* **PROBLEM DESCRIPTION**
In these records, how many lines contain "through"? Please reply with the number only.

* **GIVEN DATA**
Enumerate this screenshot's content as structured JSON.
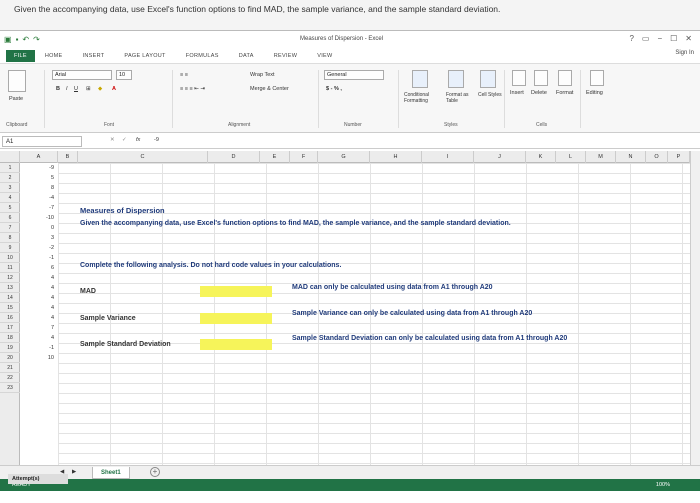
{
  "question": "Given the accompanying data, use Excel's function options to find MAD, the sample variance, and the sample standard deviation.",
  "window": {
    "title": "Measures of Dispersion - Excel",
    "sign_in": "Sign In",
    "controls": [
      "?",
      "▭",
      "−",
      "☐",
      "✕"
    ]
  },
  "ribbon_tabs": [
    "FILE",
    "HOME",
    "INSERT",
    "PAGE LAYOUT",
    "FORMULAS",
    "DATA",
    "REVIEW",
    "VIEW"
  ],
  "ribbon": {
    "font_name": "Arial",
    "font_size": "10",
    "wrap_text": "Wrap Text",
    "merge_center": "Merge & Center",
    "number_format": "General",
    "currency": "$ - % ,",
    "conditional_formatting": "Conditional Formatting",
    "format_as_table": "Format as Table",
    "cell_styles": "Cell Styles",
    "insert": "Insert",
    "delete": "Delete",
    "format": "Format",
    "editing": "Editing",
    "paste": "Paste",
    "groups": {
      "clipboard": "Clipboard",
      "font": "Font",
      "alignment": "Alignment",
      "number": "Number",
      "styles": "Styles",
      "cells": "Cells"
    }
  },
  "formula_bar": {
    "name_box": "A1",
    "value": "-9",
    "fx": "fx"
  },
  "columns": [
    "A",
    "B",
    "C",
    "D",
    "E",
    "F",
    "G",
    "H",
    "I",
    "J",
    "K",
    "L",
    "M",
    "N",
    "O",
    "P"
  ],
  "rows": [
    "1",
    "2",
    "3",
    "4",
    "5",
    "6",
    "7",
    "8",
    "9",
    "10",
    "11",
    "12",
    "13",
    "14",
    "15",
    "16",
    "17",
    "18",
    "19",
    "20",
    "21",
    "22",
    "23"
  ],
  "col_a_values": [
    "-9",
    "5",
    "8",
    "-4",
    "-7",
    "-10",
    "0",
    "3",
    "-2",
    "-1",
    "6",
    "4",
    "4",
    "4",
    "4",
    "4",
    "7",
    "4",
    "-1",
    "10",
    "",
    "",
    ""
  ],
  "cells": {
    "title": "Measures of Dispersion",
    "instructions": "Given the accompanying data, use Excel's function options to find MAD, the sample variance, and the sample standard deviation.",
    "complete": "Complete the following analysis. Do not hard code values in your calculations.",
    "mad_label": "MAD",
    "variance_label": "Sample Variance",
    "stdev_label": "Sample Standard Deviation",
    "mad_note": "MAD can only be calculated using data from A1 through A20",
    "variance_note": "Sample Variance can only be calculated using data from A1 through A20",
    "stdev_note": "Sample Standard Deviation can only be calculated using data from A1 through A20"
  },
  "sheet_tab": "Sheet1",
  "status": {
    "ready": "READY",
    "zoom": "100%"
  },
  "attempts_label": "Attempt(s)"
}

* **WRITTEN SOLUTION**
3